The nurse and Doctor Cheng are dressed in aprons and gum boots, as if working in the fish market.
“Honey, you’re okay?”
“Now that you’re here.” She smiles with a grimace, then holds out her hand. I clasp it firmly with both mine.
“Did you call me?” I ask the nurse, hoping for an affirmative answer.
“Anyone called me just now?”
“We don’t call husbands for delivery. They’re supposed to be here all the time you know, plus we don’t want to cause traffic accidents,” she winks and smiles through her mask.
“How long will this take?” I turn to the doctor.

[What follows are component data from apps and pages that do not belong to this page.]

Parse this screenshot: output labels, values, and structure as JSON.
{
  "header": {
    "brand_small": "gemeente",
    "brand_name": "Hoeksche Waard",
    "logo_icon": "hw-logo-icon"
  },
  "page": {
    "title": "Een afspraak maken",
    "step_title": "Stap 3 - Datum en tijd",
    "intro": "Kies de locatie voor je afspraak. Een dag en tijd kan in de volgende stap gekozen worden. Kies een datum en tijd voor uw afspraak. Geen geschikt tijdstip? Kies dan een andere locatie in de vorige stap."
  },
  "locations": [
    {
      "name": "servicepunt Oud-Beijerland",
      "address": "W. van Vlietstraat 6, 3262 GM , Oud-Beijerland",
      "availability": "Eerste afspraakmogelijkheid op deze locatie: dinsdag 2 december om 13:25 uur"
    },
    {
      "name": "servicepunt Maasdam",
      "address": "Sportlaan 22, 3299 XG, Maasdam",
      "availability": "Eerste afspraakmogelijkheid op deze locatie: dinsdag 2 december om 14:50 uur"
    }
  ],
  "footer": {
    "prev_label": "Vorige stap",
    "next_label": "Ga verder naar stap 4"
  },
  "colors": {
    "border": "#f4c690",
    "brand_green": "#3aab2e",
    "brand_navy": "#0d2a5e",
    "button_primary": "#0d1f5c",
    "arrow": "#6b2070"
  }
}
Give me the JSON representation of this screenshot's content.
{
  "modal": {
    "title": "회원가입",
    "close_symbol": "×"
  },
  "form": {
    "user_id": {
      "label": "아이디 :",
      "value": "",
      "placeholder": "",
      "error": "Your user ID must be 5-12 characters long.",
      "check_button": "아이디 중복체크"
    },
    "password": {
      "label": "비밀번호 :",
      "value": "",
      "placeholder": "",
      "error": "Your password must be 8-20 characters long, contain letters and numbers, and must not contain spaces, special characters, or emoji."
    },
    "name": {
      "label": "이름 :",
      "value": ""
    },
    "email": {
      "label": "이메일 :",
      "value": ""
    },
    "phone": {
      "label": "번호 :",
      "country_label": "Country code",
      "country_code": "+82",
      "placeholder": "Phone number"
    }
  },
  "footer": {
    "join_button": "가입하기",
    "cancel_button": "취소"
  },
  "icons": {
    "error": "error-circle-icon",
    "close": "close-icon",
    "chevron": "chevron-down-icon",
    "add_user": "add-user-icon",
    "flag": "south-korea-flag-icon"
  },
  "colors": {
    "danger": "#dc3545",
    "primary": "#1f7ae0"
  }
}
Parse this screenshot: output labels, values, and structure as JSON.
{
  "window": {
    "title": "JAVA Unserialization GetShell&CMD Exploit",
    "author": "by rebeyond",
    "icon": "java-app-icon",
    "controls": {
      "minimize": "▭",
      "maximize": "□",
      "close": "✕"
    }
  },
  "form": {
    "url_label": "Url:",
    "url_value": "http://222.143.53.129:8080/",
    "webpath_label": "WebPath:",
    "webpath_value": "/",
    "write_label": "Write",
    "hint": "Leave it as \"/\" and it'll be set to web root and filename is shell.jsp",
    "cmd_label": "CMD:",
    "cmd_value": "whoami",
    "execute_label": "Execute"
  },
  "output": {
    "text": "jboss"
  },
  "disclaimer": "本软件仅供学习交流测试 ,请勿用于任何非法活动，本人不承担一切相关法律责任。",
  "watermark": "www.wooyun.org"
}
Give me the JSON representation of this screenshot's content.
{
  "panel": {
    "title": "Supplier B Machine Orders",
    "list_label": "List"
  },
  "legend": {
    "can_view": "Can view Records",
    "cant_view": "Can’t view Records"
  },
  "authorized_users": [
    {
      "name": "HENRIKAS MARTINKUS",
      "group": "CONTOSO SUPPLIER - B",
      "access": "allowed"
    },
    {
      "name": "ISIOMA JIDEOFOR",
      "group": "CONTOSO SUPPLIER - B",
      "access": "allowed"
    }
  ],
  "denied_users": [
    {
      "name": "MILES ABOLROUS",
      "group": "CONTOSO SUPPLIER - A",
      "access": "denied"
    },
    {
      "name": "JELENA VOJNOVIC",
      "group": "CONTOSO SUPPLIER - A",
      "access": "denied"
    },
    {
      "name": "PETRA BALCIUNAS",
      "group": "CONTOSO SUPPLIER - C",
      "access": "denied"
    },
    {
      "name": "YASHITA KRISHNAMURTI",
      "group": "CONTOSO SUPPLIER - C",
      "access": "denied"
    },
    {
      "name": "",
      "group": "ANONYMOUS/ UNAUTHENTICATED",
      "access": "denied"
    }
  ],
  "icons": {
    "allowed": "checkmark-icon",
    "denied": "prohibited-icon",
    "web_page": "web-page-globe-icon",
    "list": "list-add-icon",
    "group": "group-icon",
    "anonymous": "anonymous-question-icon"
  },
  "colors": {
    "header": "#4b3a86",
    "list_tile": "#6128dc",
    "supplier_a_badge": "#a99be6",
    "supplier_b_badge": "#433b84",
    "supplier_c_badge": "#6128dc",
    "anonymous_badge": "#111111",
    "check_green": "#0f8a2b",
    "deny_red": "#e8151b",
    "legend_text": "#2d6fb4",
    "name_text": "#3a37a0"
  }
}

“Ask your wife,” he says kindly, walking towards Sue, a probe in hand. “Now, just be calm and patient. Your wife and baby need your support. The baby’s not properly descended yet. Maybe the umbilical cord’s around his neck.”
Ah Mah’s crusted lips are parted slightly. Her strong lungs have finally quieted down. The monitor’s off. The curtains around her bed have been drawn. It’s dark in here. And chilly.
It’s only us two now. Hasn’t it always been?
I guess I might have wished to call or text a few friends or relatives: “Ah Mah left peacefully tonight around 9:30. I’m okay.” But there’s no one I want to tell right now, not even Sue. And I don’t know John’s number.
I give her giant feet under the blanket a little squeeze, then whisper: “Bye, Ah Mah. I’m sor…”
The nurse told me Ah Mah had suddenly screamed something unintelligible. It sounded like sun sin eh! After letting out the scream, her breathing and heartbeat plummeted. The nurse called me after alerting the doctor. “It would have been too late even if you could get here in ten minutes anyways,” she comforted me. “Po Po left peacefully.” I think it was a standard thing to say to relatives who did not show up in time.
I wanted to thank her, but my throat was locked. I nodded. I could have been here in less than five minutes, but couldn’t.
Ah Mah, the grandson you’ve been waiting for so anxiously has arrived.
Under normal circumstances, I might have called or texted friends and relatives also: “Hey, guess what! I’m a father! Sue and the big guy are OK! Send you pix later!”
But I don’t feel like doing that either.
12 Oct 2014